- States and districts should consider factors other than just test scores in their accountability systems. That’s something that the seven CORE districts in California, which have received the only district-level NCLB waiver, are trying out. Their system considers factors like social and emotional learning and school climate.
- School improvement efforts should consider something along the lines of an approach sometimes used in England, in which a group of seasoned, proven educators essentially do a deep diagnosis of a school and its root issues. Several states are already experimenting with something like this, including New York, Rhode Island, and Kentucky. (I wrote about the Bluegrass state’s use of veteran educators in turning around low-performing schools here.)
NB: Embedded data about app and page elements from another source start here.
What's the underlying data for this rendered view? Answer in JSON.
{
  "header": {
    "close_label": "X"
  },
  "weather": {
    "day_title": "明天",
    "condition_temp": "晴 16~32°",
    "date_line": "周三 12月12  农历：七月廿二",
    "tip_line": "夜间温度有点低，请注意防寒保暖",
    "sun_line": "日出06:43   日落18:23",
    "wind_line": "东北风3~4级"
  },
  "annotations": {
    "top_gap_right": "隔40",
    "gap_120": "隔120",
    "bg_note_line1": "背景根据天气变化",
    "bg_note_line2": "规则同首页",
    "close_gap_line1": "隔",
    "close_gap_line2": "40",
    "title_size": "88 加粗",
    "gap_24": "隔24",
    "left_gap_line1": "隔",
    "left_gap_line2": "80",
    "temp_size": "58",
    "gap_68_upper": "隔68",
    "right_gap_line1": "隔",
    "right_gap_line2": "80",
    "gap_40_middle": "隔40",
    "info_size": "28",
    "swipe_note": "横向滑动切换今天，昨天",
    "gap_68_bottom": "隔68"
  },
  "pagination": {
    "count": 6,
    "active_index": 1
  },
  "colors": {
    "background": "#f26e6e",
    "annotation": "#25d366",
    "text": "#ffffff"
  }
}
Anne Hyslop, a senior policy analyst at Bellwether Education Partners, noted that there are a few things missing from this framework. First off, it seems there’s no clear role for the feds in this mythical 51st state.
And second, some of the models the report embraces haven’t worked so well on the ground, particularly California’s CORE waiver, which is currently onhigh-risk status with the Education Department.
“The California district waiver is held up as a model accountability system for the future—without any recognition of the numerous delays, implementation and capacity challenges, and lack of data on the effectiveness of their approach,” Hyslop wrote in an email. “In reality, most of what the CORE districts proposed to do hasn’t happened. Their accountability system to date has functioned much like NCLB. And worse, the CORE districts’ are at-risk of losing their waiver! Yet this isn’t even acknowledged.”
Some background on the reports’ authors: Darling-Hammond served as an education advisor to President Barack Obama’s 2008 presidential campaign, but left before the administration’s education agenda really got off the ground. And Wilhoit was the executive director of the CCSSO when the common-core standards initiative was just getting started. He had previously been the education commissioner in Kentucky.